Exercise:
Copy the data below. Keep every line exactly as it is.

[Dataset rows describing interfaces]

++++++++

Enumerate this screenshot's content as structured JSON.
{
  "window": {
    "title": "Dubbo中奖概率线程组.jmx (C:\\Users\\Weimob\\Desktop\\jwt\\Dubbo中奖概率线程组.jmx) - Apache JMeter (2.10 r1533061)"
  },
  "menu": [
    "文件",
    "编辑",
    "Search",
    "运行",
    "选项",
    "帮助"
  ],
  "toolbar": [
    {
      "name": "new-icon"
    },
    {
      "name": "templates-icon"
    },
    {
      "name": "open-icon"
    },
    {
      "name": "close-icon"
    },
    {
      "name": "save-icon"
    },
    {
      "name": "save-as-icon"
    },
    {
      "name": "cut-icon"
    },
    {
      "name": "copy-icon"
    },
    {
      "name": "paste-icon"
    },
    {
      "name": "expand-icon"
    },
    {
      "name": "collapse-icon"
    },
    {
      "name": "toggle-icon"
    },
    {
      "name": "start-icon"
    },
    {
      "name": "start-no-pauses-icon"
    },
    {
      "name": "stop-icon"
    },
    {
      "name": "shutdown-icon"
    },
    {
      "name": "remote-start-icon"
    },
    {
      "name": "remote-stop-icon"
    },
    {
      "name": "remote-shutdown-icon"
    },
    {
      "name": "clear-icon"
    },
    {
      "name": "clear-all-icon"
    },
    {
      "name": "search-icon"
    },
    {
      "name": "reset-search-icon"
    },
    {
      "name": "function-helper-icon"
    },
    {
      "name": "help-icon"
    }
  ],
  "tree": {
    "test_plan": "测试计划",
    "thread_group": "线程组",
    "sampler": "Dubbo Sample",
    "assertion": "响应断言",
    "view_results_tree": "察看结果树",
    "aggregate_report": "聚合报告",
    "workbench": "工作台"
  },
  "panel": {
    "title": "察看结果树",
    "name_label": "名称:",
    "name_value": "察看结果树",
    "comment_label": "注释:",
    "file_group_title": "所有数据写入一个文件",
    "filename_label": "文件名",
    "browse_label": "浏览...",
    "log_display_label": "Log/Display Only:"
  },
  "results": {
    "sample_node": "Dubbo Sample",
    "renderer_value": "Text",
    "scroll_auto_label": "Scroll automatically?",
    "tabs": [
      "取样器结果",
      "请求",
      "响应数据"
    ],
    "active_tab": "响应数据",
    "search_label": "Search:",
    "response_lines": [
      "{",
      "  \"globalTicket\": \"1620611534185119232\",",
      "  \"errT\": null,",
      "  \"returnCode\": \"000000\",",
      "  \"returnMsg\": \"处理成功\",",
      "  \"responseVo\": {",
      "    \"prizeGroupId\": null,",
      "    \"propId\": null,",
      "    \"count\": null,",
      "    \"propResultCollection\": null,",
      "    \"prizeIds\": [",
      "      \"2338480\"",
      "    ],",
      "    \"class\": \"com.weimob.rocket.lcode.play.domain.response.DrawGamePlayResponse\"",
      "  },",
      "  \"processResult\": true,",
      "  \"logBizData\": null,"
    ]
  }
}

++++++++

Response to the task:
Enumerate this screenshot's content as structured JSON.
{
  "window": {
    "title": "Dubbo中奖概率线程组.jmx (C:\\Users\\Weimob\\Desktop\\jwt\\Dubbo中奖概率线程组.jmx) - Apache JMeter (2.10 r1533061)"
  },
  "menu": [
    "文件",
    "编辑",
    "Search",
    "运行",
    "选项",
    "帮助"
  ],
  "toolbar": [
    {
      "name": "new-icon"
    },
    {
      "name": "templates-icon"
    },
    {
      "name": "open-icon"
    },
    {
      "name": "close-icon"
    },
    {
      "name": "save-icon"
    },
    {
      "name": "save-as-icon"
    },
    {
      "name": "cut-icon"
    },
    {
      "name": "copy-icon"
    },
    {
      "name": "paste-icon"
    },
    {
      "name": "expand-icon"
    },
    {
      "name": "collapse-icon"
    },
    {
      "name": "toggle-icon"
    },
    {
      "name": "start-icon"
    },
    {
      "name": "start-no-pauses-icon"
    },
    {
      "name": "stop-icon"
    },
    {
      "name": "shutdown-icon"
    },
    {
      "name": "remote-start-icon"
    },
    {
      "name": "remote-stop-icon"
    },
    {
      "name": "remote-shutdown-icon"
    },
    {
      "name": "clear-icon"
    },
    {
      "name": "clear-all-icon"
    },
    {
      "name": "search-icon"
    },
    {
      "name": "reset-search-icon"
    },
    {
      "name": "function-helper-icon"
    },
    {
      "name": "help-icon"
    }
  ],
  "tree": {
    "test_plan": "测试计划",
    "thread_group": "线程组",
    "sampler": "Dubbo Sample",
    "assertion": "响应断言",
    "view_results_tree": "察看结果树",
    "aggregate_report": "聚合报告",
    "workbench": "工作台"
  },
  "panel": {
    "title": "察看结果树",
    "name_label": "名称:",
    "name_value": "察看结果树",
    "comment_label": "注释:",
    "file_group_title": "所有数据写入一个文件",
    "filename_label": "文件名",
    "browse_label": "浏览...",
    "log_display_label": "Log/Display Only:"
  },
  "results": {
    "sample_node": "Dubbo Sample",
    "renderer_value": "Text",
    "scroll_auto_label": "Scroll automatically?",
    "tabs": [
      "取样器结果",
      "请求",
      "响应数据"
    ],
    "active_tab": "响应数据",
    "search_label": "Search:",
    "response_lines": [
      "{",
      "  \"globalTicket\": \"1620611534185119232\",",
      "  \"errT\": null,",
      "  \"returnCode\": \"000000\",",
      "  \"returnMsg\": \"处理成功\",",
      "  \"responseVo\": {",
      "    \"prizeGroupId\": null,",
      "    \"propId\": null,",
      "    \"count\": null,",
      "    \"propResultCollection\": null,",
      "    \"prizeIds\": [",
      "      \"2338480\"",
      "    ],",
      "    \"class\": \"com.weimob.rocket.lcode.play.domain.response.DrawGamePlayResponse\"",
      "  },",
      "  \"processResult\": true,",
      "  \"logBizData\": null,"
    ]
  }
}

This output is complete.